Motorized “treadmill shoes” for enhanced VR gaming experience

Freeaim VR Shoes
The prototype Freeaim VR Shoes feature two motorized, pivoting four-wheeled modules per shoe. Images courtesy Freeaim

In the rapidly evolving landscape of virtual reality (VR) gaming, a novel innovation promises to transform the way gamers navigate virtual worlds. Developed by the UK/US startup Freeaim, these “treadmill shoes” are set to address the challenges of simulating real-world walking movements in VR environments. Designed as motorized roller skates, these shoes offer an intuitive and compact solution for VR enthusiasts.

Walking in VR has always been a complex task to replicate accurately. While head and arm movements can be easily tracked and mirrored in virtual spaces, simulating walking poses a unique challenge. Traditional VR setups require users to physically traverse large distances, which isn’t feasible in confined real-world spaces. This is where Freeaim’s treadmill shoes come into play, offering a practical alternative.

The conventional approach to this problem has involved omnidirectional treadmills. These devices typically consist of slippery, bowl-shaped platforms that keep users centered by allowing their feet to slide towards the middle as they walk in any direction. However, many users report that this setup feels unnatural, akin to skating or awkwardly pushing against the inside of a dish. Moreover, omnidirectional treadmills are bulky, costly, and often necessitate additional support structures such as harnesses or railings.

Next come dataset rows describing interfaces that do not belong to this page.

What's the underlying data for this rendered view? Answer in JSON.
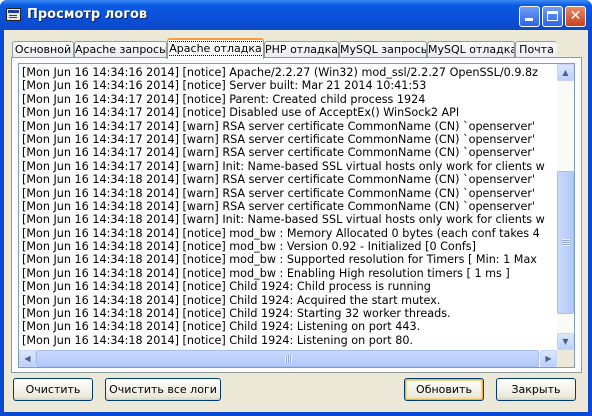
{
  "window": {
    "title": "Просмотр логов"
  },
  "tabs": [
    {
      "label": "Основной",
      "active": false
    },
    {
      "label": "Apache запросы",
      "active": false
    },
    {
      "label": "Apache отладка",
      "active": true
    },
    {
      "label": "PHP отладка",
      "active": false
    },
    {
      "label": "MySQL запросы",
      "active": false
    },
    {
      "label": "MySQL отладка",
      "active": false
    },
    {
      "label": "Почта",
      "active": false
    }
  ],
  "log_lines": [
    "[Mon Jun 16 14:34:16 2014] [notice] Apache/2.2.27 (Win32) mod_ssl/2.2.27 OpenSSL/0.9.8z",
    "[Mon Jun 16 14:34:16 2014] [notice] Server built: Mar 21 2014 10:41:53",
    "[Mon Jun 16 14:34:17 2014] [notice] Parent: Created child process 1924",
    "[Mon Jun 16 14:34:17 2014] [notice] Disabled use of AcceptEx() WinSock2 API",
    "[Mon Jun 16 14:34:17 2014] [warn] RSA server certificate CommonName (CN) `openserver'",
    "[Mon Jun 16 14:34:17 2014] [warn] RSA server certificate CommonName (CN) `openserver'",
    "[Mon Jun 16 14:34:17 2014] [warn] RSA server certificate CommonName (CN) `openserver'",
    "[Mon Jun 16 14:34:17 2014] [warn] Init: Name-based SSL virtual hosts only work for clients w",
    "[Mon Jun 16 14:34:18 2014] [warn] RSA server certificate CommonName (CN) `openserver'",
    "[Mon Jun 16 14:34:18 2014] [warn] RSA server certificate CommonName (CN) `openserver'",
    "[Mon Jun 16 14:34:18 2014] [warn] RSA server certificate CommonName (CN) `openserver'",
    "[Mon Jun 16 14:34:18 2014] [warn] Init: Name-based SSL virtual hosts only work for clients w",
    "[Mon Jun 16 14:34:18 2014] [notice] mod_bw : Memory Allocated 0 bytes (each conf takes 4",
    "[Mon Jun 16 14:34:18 2014] [notice] mod_bw : Version 0.92 - Initialized [0 Confs]",
    "[Mon Jun 16 14:34:18 2014] [notice] mod_bw : Supported resolution for Timers [ Min: 1 Max",
    "[Mon Jun 16 14:34:18 2014] [notice] mod_bw : Enabling High resolution timers [ 1 ms ]",
    "[Mon Jun 16 14:34:18 2014] [notice] Child 1924: Child process is running",
    "[Mon Jun 16 14:34:18 2014] [notice] Child 1924: Acquired the start mutex.",
    "[Mon Jun 16 14:34:18 2014] [notice] Child 1924: Starting 32 worker threads.",
    "[Mon Jun 16 14:34:18 2014] [notice] Child 1924: Listening on port 443.",
    "[Mon Jun 16 14:34:18 2014] [notice] Child 1924: Listening on port 80."
  ],
  "buttons": {
    "clear": "Очистить",
    "clear_all": "Очистить все логи",
    "refresh": "Обновить",
    "close": "Закрыть"
  },
  "icons": {
    "app": "console-window-icon",
    "minimize": "minimize-icon",
    "maximize": "maximize-icon",
    "close": "close-icon"
  }
}
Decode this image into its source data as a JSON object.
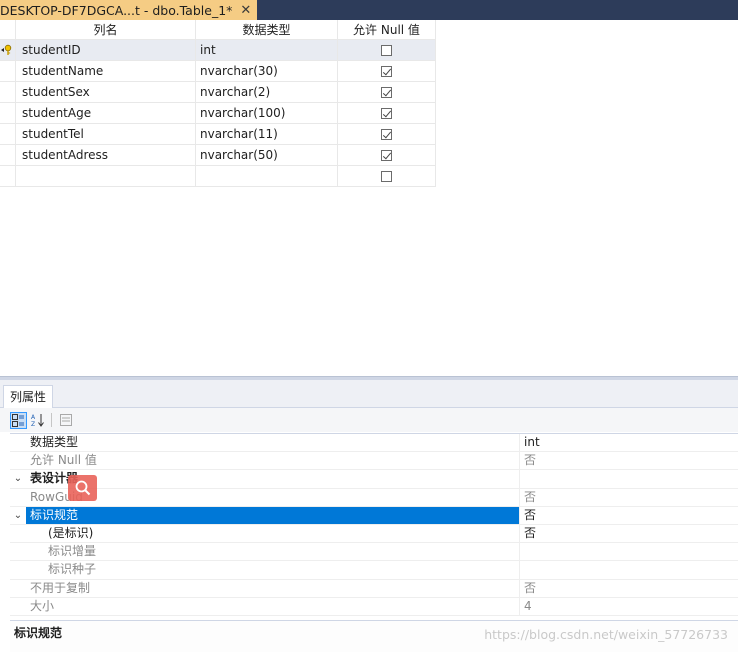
{
  "tab": {
    "title": "DESKTOP-DF7DGCA...t - dbo.Table_1*",
    "close_glyph": "✕"
  },
  "grid": {
    "headers": {
      "name": "列名",
      "type": "数据类型",
      "null": "允许 Null 值"
    },
    "rows": [
      {
        "name": "studentID",
        "type": "int",
        "allow_null": false,
        "primary_key": true
      },
      {
        "name": "studentName",
        "type": "nvarchar(30)",
        "allow_null": true
      },
      {
        "name": "studentSex",
        "type": "nvarchar(2)",
        "allow_null": true
      },
      {
        "name": "studentAge",
        "type": "nvarchar(100)",
        "allow_null": true
      },
      {
        "name": "studentTel",
        "type": "nvarchar(11)",
        "allow_null": true
      },
      {
        "name": "studentAdress",
        "type": "nvarchar(50)",
        "allow_null": true
      },
      {
        "name": "",
        "type": "",
        "allow_null": false
      }
    ]
  },
  "props": {
    "tab_label": "列属性",
    "rows": [
      {
        "name": "数据类型",
        "value": "int"
      },
      {
        "name": "允许 Null 值",
        "value": "否"
      },
      {
        "name": "表设计器",
        "value": ""
      },
      {
        "name": "RowGuid",
        "value": "否"
      },
      {
        "name": "标识规范",
        "value": "否"
      },
      {
        "name": "(是标识)",
        "value": "否"
      },
      {
        "name": "标识增量",
        "value": ""
      },
      {
        "name": "标识种子",
        "value": ""
      },
      {
        "name": "不用于复制",
        "value": "否"
      },
      {
        "name": "大小",
        "value": "4"
      }
    ],
    "description": "标识规范"
  },
  "watermark": "https://blog.csdn.net/weixin_57726733",
  "colors": {
    "tab_active": "#f5cc84",
    "title_bar": "#2d3c5a",
    "selection": "#0078d7"
  }
}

Freeaim’s innovative VR shoes provide a markedly different experience. Resembling electric roller skates, these shoes require a minimal setup—a hard floor area of just 2 by 2 meters (6.6 feet). As the user steps forward, omnidirectional wheel modules on the opposite shoe move the other leg backward, preventing forward motion across the floor. This mechanism ensures that users remain in a confined space while experiencing the sensation of walking in a virtual environment. Additionally, if a user drifts too close to the edge of the designated walking area, the shoes gently steer them back to the center.

Freeaim VR Shoes Consumer Version Render
A rendering of the upcoming consumer model of Freeaim VR Shoes.

The current version of Freeaim VR shoes supports a range of movements, including walking, jogging, turning on the spot, and taking lateral steps. Future iterations are expected to include features such as backward walking and indefinite sidestepping. This will be achieved by allowing the wheel modules to pivot, enabling side movements without altering the shoes’ overall orientation.

Compatibility is another significant advantage of Freeaim VR shoes. They are designed to work with any VR headset that supports SteamVR and are compatible with most PC-based VR games featuring walkable environments. This broad compatibility ensures that users can integrate the shoes seamlessly into their existing VR setups.

Freeaim VR Shoes Battery
Each shoe’s swappable battery lasts 1.5 to 2 hours per charge, depending on factors such as user weight.

Thanks to recent funding, Freeaim has made a developer version of the shoes available to corporate clients at a price of $4,999 per pair. This version aims to gather feedback and refine the product before its consumer release. According to Freeaim co-founder Alex Evans, a consumer model is expected to launch next year at a more accessible price of approximately $1,000. The company, founded in 2021 by Evans and CEO Ashley Foxcroft, continues to innovate in the VR space, promising to bring more immersive and natural movement experiences to gamers worldwide.

In summary, Freeaim’s treadmill shoes represent a significant advancement in VR technology. By addressing the limitations of traditional omnidirectional treadmills, these shoes offer a compact, intuitive, and affordable solution for virtual walking. As the technology progresses, it holds the potential to enhance the immersive quality of VR gaming, making virtual worlds more accessible and enjoyable for users.

Watch the shoes in action in the video below.

Source: Freeaim